Russia's deputy foreign minister Sergey Ryabkov has responded to news that a package of further punitive measures for Russia's alleged interference in the 2016 US elections and its 2014 annexation of the Crimea was voted through the House of Representatives.
When “The Bell Curve” by Charles A. Murray and Richard Herrnstein was published in 1994, I was a junior in college and didn’t know anything about the book except that it had my white literature professors in an uproar. A few of them inveighed against the book’s premise -- the very notion of intelligence as something people possess in varying degrees -- and then the whole controversy eventually died out.
This week, Vladmir Putin, President of Russia, gave an interview with a pool of international journalists, in which he said that the policy of sanctions towards Cuba only worked to punish the Cubans, and that Obama was on the right path.
For the past decade, the narrative of an upcoming Hispanic demographic tsunami has been alternately energizing and scaring people into believing that America will eventually become Latinized beyond recognition.
Don’t worry, it isn’t going to happen.
President Donald Trump on Sunday said that North Korean leader Kim Jong-un is a "smart cookie," but insisted that military options remains on the table in the face of continuing provocations from Pyongyang.
According to a US News & World Report, the Julia R. Masterman High School is ranked 51st among the highest quality public education institutions.
Every American administration takes a while to settle into a basic approach to the world.

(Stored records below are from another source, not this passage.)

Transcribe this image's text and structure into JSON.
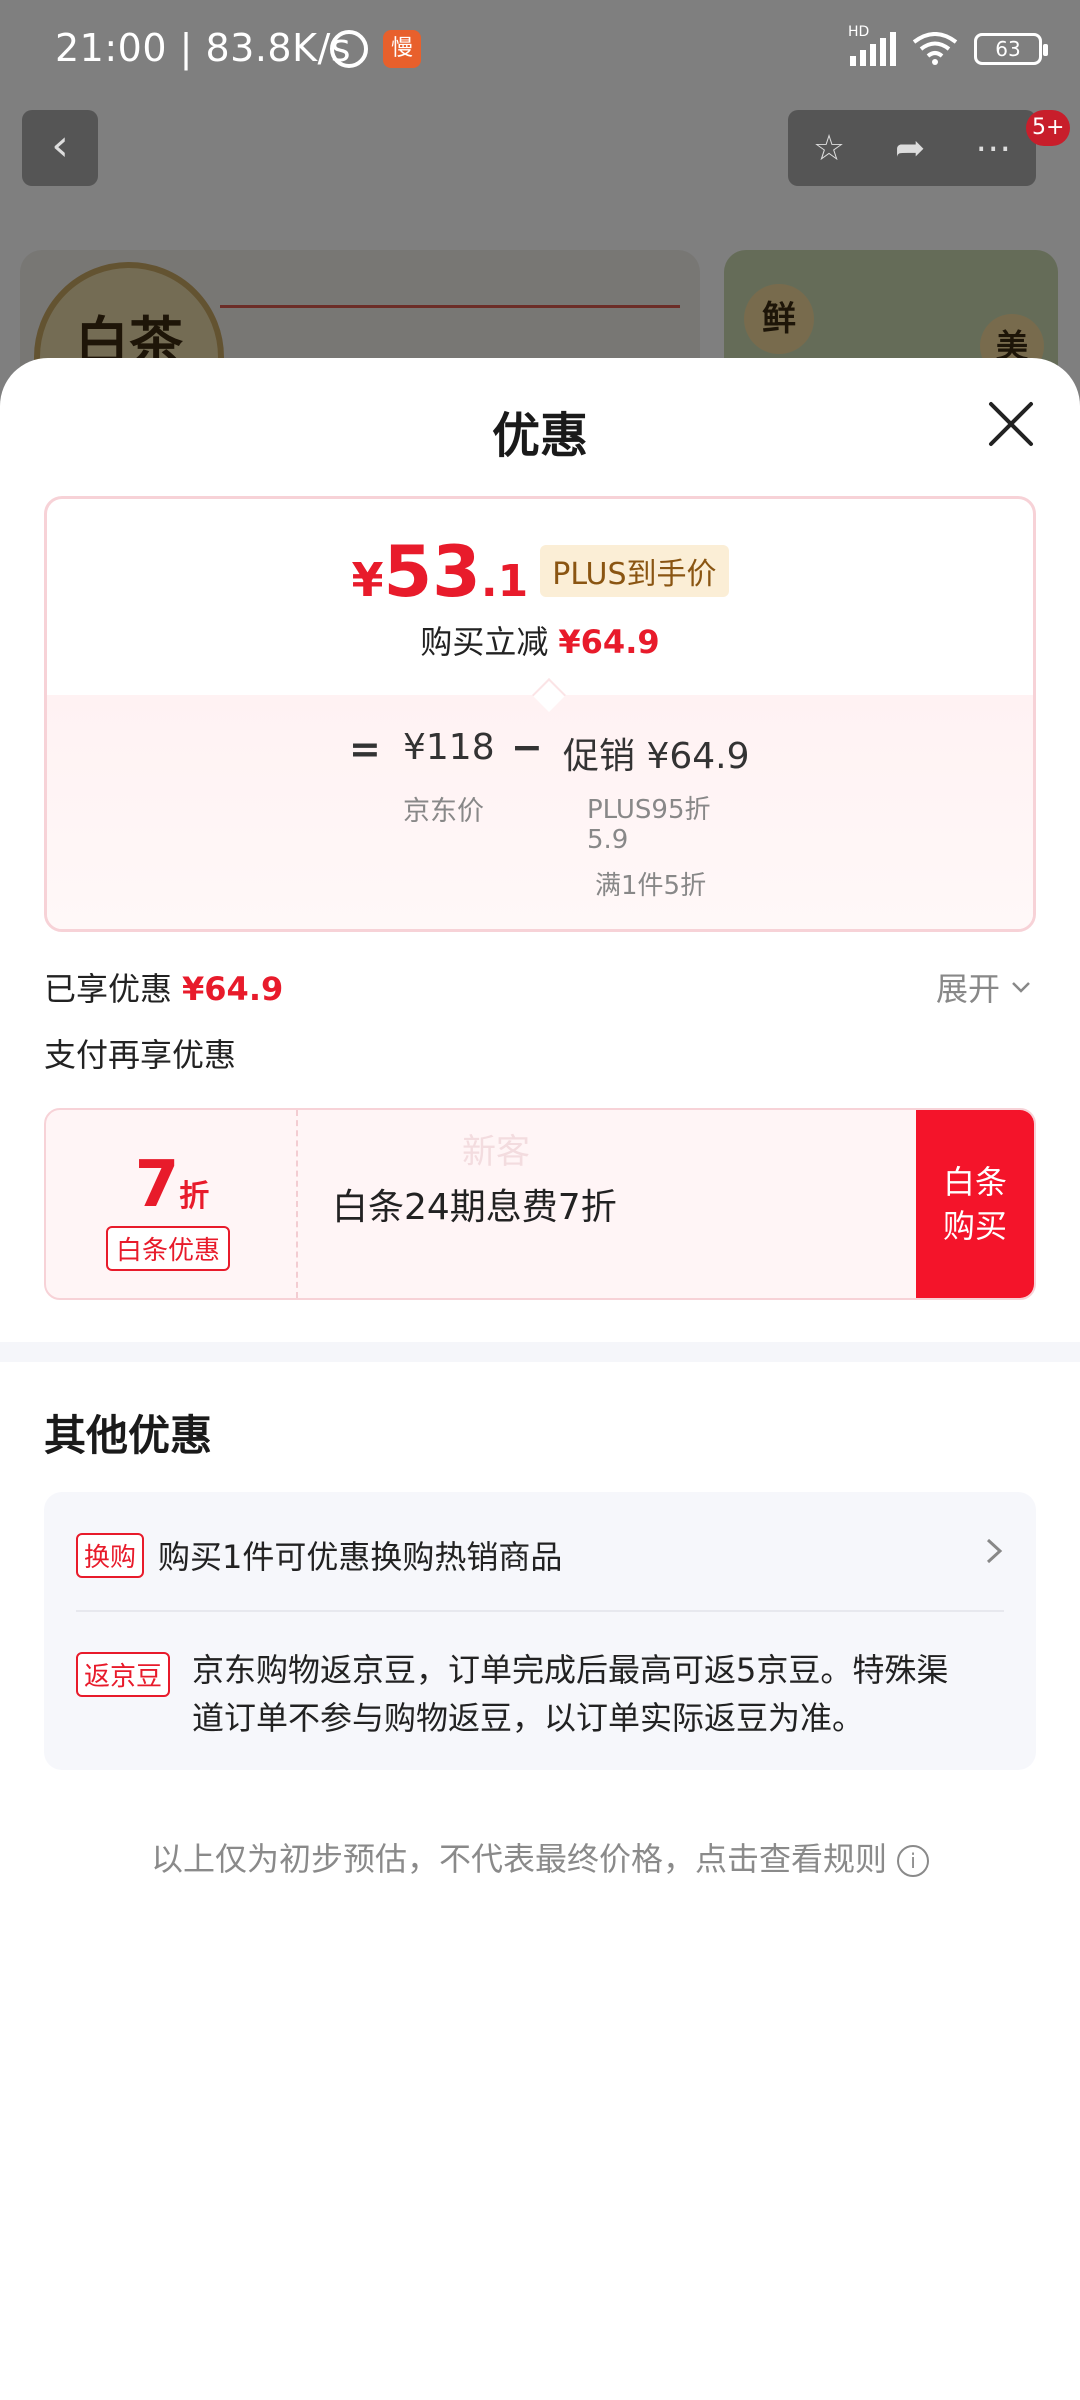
{
  "status_bar": {
    "time_speed": "21:00 | 83.8K/s",
    "app_badge": "慢",
    "network": "HD",
    "battery": "63"
  },
  "nav": {
    "badge": "5+"
  },
  "background": {
    "product_badge_text": "白茶",
    "tag_fresh": "鲜",
    "tag_beauty": "美"
  },
  "sheet": {
    "title": "优惠",
    "price_card": {
      "currency": "¥",
      "price_int": "53",
      "price_dec": ".1",
      "plus_label": "PLUS到手价",
      "reduce_label": "购买立减",
      "reduce_value": "¥64.9",
      "eq": "=",
      "jd_price": "¥118",
      "minus": "−",
      "promo": "促销 ¥64.9",
      "jd_price_label": "京东价",
      "promo_sub1": "PLUS95折",
      "promo_sub2": "5.9",
      "promo_sub3": "满1件5折"
    },
    "enjoyed_label": "已享优惠",
    "enjoyed_value": "¥64.9",
    "expand_label": "展开",
    "pay_again": "支付再享优惠",
    "baitiao": {
      "discount_num": "7",
      "discount_unit": "折",
      "tag": "白条优惠",
      "watermark": "新客",
      "text": "白条24期息费7折",
      "buy_line1": "白条",
      "buy_line2": "购买"
    },
    "other_title": "其他优惠",
    "other": [
      {
        "tag": "换购",
        "text": "购买1件可优惠换购热销商品"
      },
      {
        "tag": "返京豆",
        "text": "京东购物返京豆，订单完成后最高可返5京豆。特殊渠道订单不参与购物返豆，以订单实际返豆为准。"
      }
    ],
    "footnote": "以上仅为初步预估，不代表最终价格，点击查看规则"
  },
  "colors": {
    "accent_red": "#e81b2b",
    "buy_red": "#f4142a"
  }
}
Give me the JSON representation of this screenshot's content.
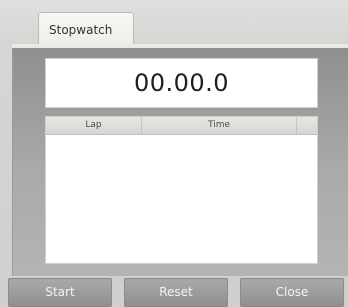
{
  "window": {
    "tab_title": "Stopwatch"
  },
  "timer": {
    "display": "00.00.0"
  },
  "lap_table": {
    "columns": [
      "Lap",
      "Time"
    ],
    "rows": []
  },
  "buttons": {
    "start": "Start",
    "reset": "Reset",
    "close": "Close"
  }
}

President Trump’s team has had a rockier start than most, with many important positions in every key agency still unfilled.
Meeting in the middle of the conflict, China appealed to the parties involved in the tension of the Korean Peninsula to avoid "provocative actions."

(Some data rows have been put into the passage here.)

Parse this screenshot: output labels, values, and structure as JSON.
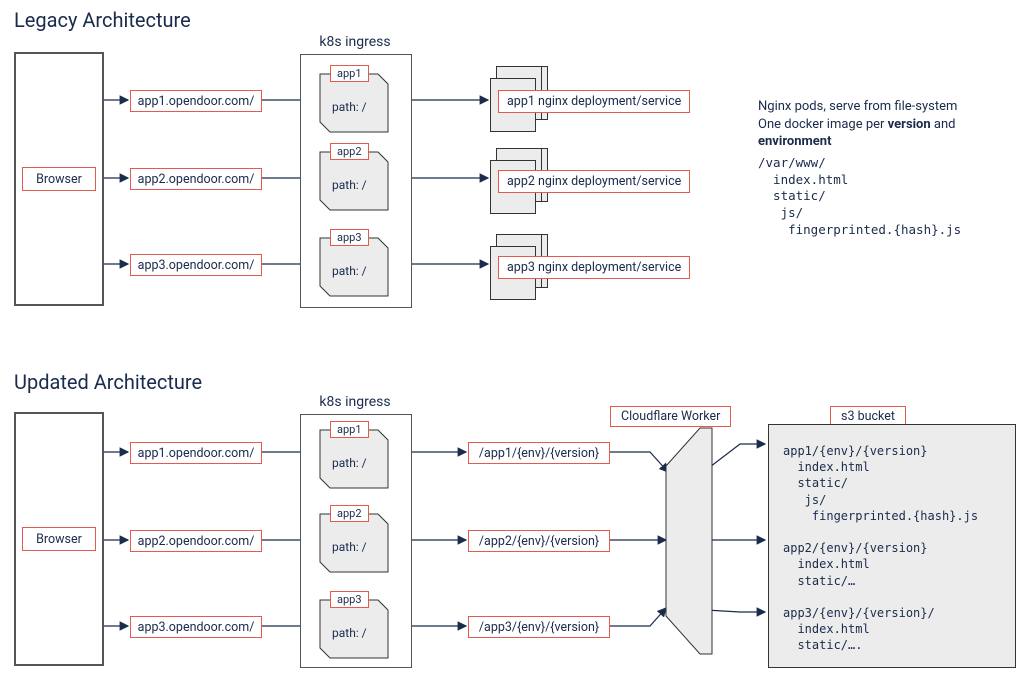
{
  "legacy": {
    "title": "Legacy Architecture",
    "browser": "Browser",
    "ingress_title": "k8s ingress",
    "urls": [
      "app1.opendoor.com/",
      "app2.opendoor.com/",
      "app3.opendoor.com/"
    ],
    "apps": [
      "app1",
      "app2",
      "app3"
    ],
    "path_label": "path: /",
    "deployments": [
      "app1 nginx deployment/service",
      "app2 nginx deployment/service",
      "app3 nginx deployment/service"
    ],
    "notes_line1": "Nginx pods, serve from file-system",
    "notes_line2a": "One docker image per ",
    "notes_bold1": "version",
    "notes_line2b": " and",
    "notes_bold2": "environment",
    "notes_code": "/var/www/\n  index.html\n  static/\n   js/\n    fingerprinted.{hash}.js"
  },
  "updated": {
    "title": "Updated Architecture",
    "browser": "Browser",
    "ingress_title": "k8s ingress",
    "urls": [
      "app1.opendoor.com/",
      "app2.opendoor.com/",
      "app3.opendoor.com/"
    ],
    "apps": [
      "app1",
      "app2",
      "app3"
    ],
    "path_label": "path: /",
    "rewrites": [
      "/app1/{env}/{version}",
      "/app2/{env}/{version}",
      "/app3/{env}/{version}"
    ],
    "cf_label": "Cloudflare Worker",
    "s3_label": "s3 bucket",
    "s3_content": "app1/{env}/{version}\n  index.html\n  static/\n   js/\n    fingerprinted.{hash}.js\n\napp2/{env}/{version}\n  index.html\n  static/…\n\napp3/{env}/{version}/\n  index.html\n  static/…."
  }
}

It just came to light that the USS Carl Vinson aircraft carrier was actually sailing in the opposite direction. But it is now heading to the Sea of Japan and should arrive sometime next week.

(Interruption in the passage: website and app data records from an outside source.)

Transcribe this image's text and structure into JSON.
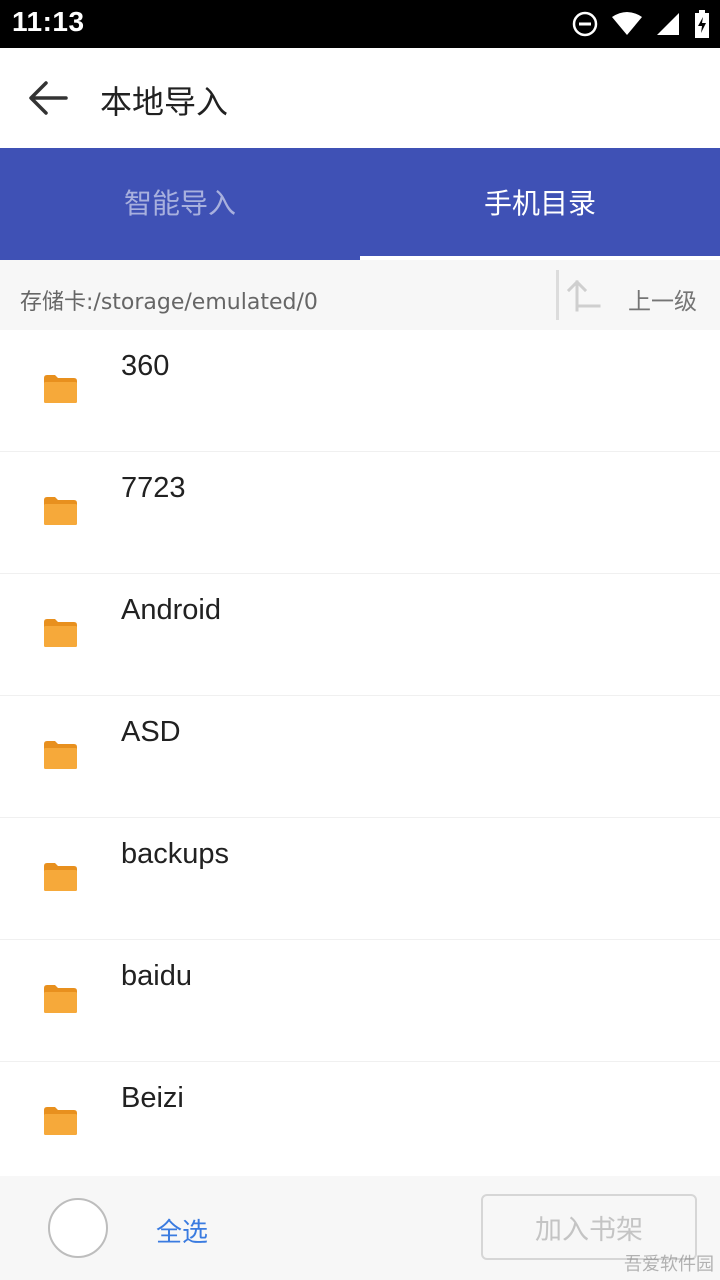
{
  "status_bar": {
    "time": "11:13"
  },
  "app_bar": {
    "title": "本地导入"
  },
  "tabs": [
    {
      "label": "智能导入",
      "active": false
    },
    {
      "label": "手机目录",
      "active": true
    }
  ],
  "path_bar": {
    "path": "存储卡:/storage/emulated/0",
    "up_label": "上一级"
  },
  "folders": [
    {
      "name": "360"
    },
    {
      "name": "7723"
    },
    {
      "name": "Android"
    },
    {
      "name": "ASD"
    },
    {
      "name": "backups"
    },
    {
      "name": "baidu"
    },
    {
      "name": "Beizi"
    }
  ],
  "bottom_bar": {
    "select_all": "全选",
    "add_to_shelf": "加入书架"
  },
  "watermark": "吾爱软件园",
  "colors": {
    "accent": "#3f51b5",
    "folder": "#f0a030",
    "link": "#3a7be0"
  }
}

The vice president of the United States on Monday visited the demilitarized zone (DMZ) that separates the two Koreas at a moment of heightened tension with Pyongyang amid repeated weapons tests.
While Tillerson is attending a G7 summit in Italy to discuss Syria and ways to counter the Islamic State terror organization, North Korea says 'ready for war' after US redeploys navy strike team
Geoff Hurst’ goal in the championship game of the 1966 World Cup or Diego Maradona’s hand score in the 1986 World Cup. Without going that far in time everybody remembers Sergio Ramos’ goal in an offside position in the last Champions League final contest or, less than a month ago the penalty kick awarded to Barcelona for a non-existing foul on Luis Suárez by a Paris Saint-Germain defender…
State Rep. Angel Cruz wants to drug test fellow lawmakers.
What we learned from the latest “score” by the Congressional Budget Office (CBO) of Obamacare and the Trump administration’s “repeal and replace” plan is what we should have known all along.
What are we to make of a man who seems unable to keep himself from making false statements, yet fundamentally keeps his word?
Donald Trump as president is something that we’ve rarely seen before: A self-styled straight-talker who didn’t disappoint his most fervent supporters by tacking to the center after claiming victory.
“Disaggregation” is not a word that rolls off the tongue easily. But the concept of separating a whole into its distinct parts is one that we should embrace when it comes to statistics about minorities.
The time when it was sufficient to break out data by simple race or ethnicity segments has past. Demographics and new sociological and scientific understanding about the people that make up the broad categories of black, Asian and Hispanic tell us that these labels are becoming increasingly blunt instruments when we look at public health and education policy.
Many high schools across the country require that sophomores take the preliminary SAT or the practice ACT in preparation for the junior-year tests, which help determine their competitiveness at highly selective schools. When they do this, the students have the option to fill in a bubble on their answer packet agreeing to let prospective schools contact them in the future.
This is how it came to be that on the day after the Martin Luther King Jr. holiday, my mailbox was stuffed with 12 (and counting) ego-stroking letters from colleges across the country for my youngest son.
Whether straining to Leave No Child Behind or Race to the Top, there's
no question that this country's leadership is zeroing in on education
from kindergarden through college. Most specifically, they're working on
the academic gap between the haves and have-nots domestically and on
the gap between the United States and other affluent countries.
Looking back on it, I just don’t know how I made it in.
Growing up at Addison and Lincoln there was no question where I wanted to go to high school: the gorgeous, ivy-covered walls of Albert G. Lane Technical High School up the street at Addison and Western.
The place where, every time I mentioned it, older folks would say "that place, yeah, my brother went there…before they let girls in."